Currencies, Items & Shops
One of the Viper modules provides you with a system to create Items and Currencies, then assign them to individual games, all games, or a select few. This means that you don’t need to update a game every time you wish to add a new item, you can call the API method during the loading of the game, and pull down a full list of items, as well as any required assets that aren’t already in the game. As mentioned above, you can have these Items or Currencies shared across multiple games, which acts as a nice incentive for users to frequently play multiple games.
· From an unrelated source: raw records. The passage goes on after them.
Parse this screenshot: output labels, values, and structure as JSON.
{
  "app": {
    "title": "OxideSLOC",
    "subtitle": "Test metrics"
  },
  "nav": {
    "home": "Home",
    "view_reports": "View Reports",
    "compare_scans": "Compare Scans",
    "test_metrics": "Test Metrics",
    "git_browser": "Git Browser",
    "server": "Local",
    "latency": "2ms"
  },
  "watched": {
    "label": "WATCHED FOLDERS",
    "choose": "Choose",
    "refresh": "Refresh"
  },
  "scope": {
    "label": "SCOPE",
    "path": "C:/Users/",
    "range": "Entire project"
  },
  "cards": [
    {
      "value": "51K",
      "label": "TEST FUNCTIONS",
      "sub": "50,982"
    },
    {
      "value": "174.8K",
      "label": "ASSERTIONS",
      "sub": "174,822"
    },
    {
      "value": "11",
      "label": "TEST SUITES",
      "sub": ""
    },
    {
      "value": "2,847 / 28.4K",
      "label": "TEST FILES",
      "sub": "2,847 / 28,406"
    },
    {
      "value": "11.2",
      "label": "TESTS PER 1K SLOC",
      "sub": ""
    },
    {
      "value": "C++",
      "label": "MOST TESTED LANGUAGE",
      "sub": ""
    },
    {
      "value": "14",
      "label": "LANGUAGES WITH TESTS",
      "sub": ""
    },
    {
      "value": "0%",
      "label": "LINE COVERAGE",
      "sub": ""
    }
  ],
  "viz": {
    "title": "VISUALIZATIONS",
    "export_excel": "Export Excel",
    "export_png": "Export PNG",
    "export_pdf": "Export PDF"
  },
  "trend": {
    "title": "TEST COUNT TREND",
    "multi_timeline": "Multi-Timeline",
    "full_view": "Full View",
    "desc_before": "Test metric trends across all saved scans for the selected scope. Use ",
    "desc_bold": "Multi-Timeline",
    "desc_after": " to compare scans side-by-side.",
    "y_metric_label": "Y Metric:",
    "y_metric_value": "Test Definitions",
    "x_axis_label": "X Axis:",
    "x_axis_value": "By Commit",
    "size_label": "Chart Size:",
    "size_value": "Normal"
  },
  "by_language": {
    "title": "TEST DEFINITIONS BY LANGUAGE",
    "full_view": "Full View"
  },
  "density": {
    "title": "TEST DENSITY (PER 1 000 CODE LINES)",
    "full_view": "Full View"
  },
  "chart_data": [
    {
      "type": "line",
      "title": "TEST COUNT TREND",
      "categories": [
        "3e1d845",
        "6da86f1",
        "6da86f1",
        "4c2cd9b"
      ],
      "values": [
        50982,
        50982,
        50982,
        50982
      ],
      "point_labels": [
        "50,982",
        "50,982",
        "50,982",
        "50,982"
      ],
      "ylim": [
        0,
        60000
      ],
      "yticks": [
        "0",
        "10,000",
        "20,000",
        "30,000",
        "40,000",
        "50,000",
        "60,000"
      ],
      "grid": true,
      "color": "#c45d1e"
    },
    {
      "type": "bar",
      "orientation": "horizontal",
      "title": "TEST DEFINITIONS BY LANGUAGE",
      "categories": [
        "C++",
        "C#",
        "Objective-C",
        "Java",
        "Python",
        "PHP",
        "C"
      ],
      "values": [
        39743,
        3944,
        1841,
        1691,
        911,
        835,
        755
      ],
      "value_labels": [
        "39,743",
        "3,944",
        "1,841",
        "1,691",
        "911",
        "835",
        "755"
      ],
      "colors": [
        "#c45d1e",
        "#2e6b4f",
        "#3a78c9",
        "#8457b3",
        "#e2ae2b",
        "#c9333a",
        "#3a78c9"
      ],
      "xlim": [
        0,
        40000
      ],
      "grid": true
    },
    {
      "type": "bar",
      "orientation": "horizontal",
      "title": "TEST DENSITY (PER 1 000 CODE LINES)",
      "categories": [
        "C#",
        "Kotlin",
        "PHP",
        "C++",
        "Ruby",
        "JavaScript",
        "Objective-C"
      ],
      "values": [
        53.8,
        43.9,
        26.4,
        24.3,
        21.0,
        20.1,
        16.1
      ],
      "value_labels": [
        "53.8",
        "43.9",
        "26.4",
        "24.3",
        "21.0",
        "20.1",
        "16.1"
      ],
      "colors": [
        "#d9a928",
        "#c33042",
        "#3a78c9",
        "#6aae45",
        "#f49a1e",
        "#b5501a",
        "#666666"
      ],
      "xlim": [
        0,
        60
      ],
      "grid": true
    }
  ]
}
As a nice little extra bit here, items can have metadata assigned to them which can be used for absolutely anything, with the most interesting being the definition of characteristics and effects when a user equips or uses the item, allowing you to dynamically react to an items purpose without modifying the games code.
Is that it?
The above features aren’t the only pieces of functionality this system will have, but I feel that it gives you enough of an idea what Viper will do for you, and showcases some of the idea behind it.
When will Viper be released?
As of yet there is no definitive timescale regarding the release of Viper. This is down to this currently being a side project of mine, done outside of my professional commitments. Do not take that to mean that this is very slowly developed product, because it’s not, it just means that I need to pay for the electric and internet connection to actually work on it 😉
For the time being, there is a repository up at https://github.com/ollieread/viper, which is a pseudo modular system acting as a sort of proof of concept. Once it’s all down, I’ll be splitting this up into individual modules and getting ready for a release.
Will Viper always be opensource?
Viper will always be an opensource product, being freely available to whomever wishes to use it.
What are the plans for the future?
Seeing that this project is still in its infancy, the future is a bright wide open space awaiting our approach. I do however, have many ideas jotted down for future potential, ranging from game publishing platform, to premium hosted services and bespoke module creation, but for now you’ll have to just watch this space.
I’ll be posting updates on this project as frequently as possible, so you’ll be able to catch up on the news via those. Also, if you have a minute or two, would you mind filling out this google form to give me some feedback please, whether you’re a game developer, web developer, gamer or just a user of the internet.
Thanks for reading guys 🙂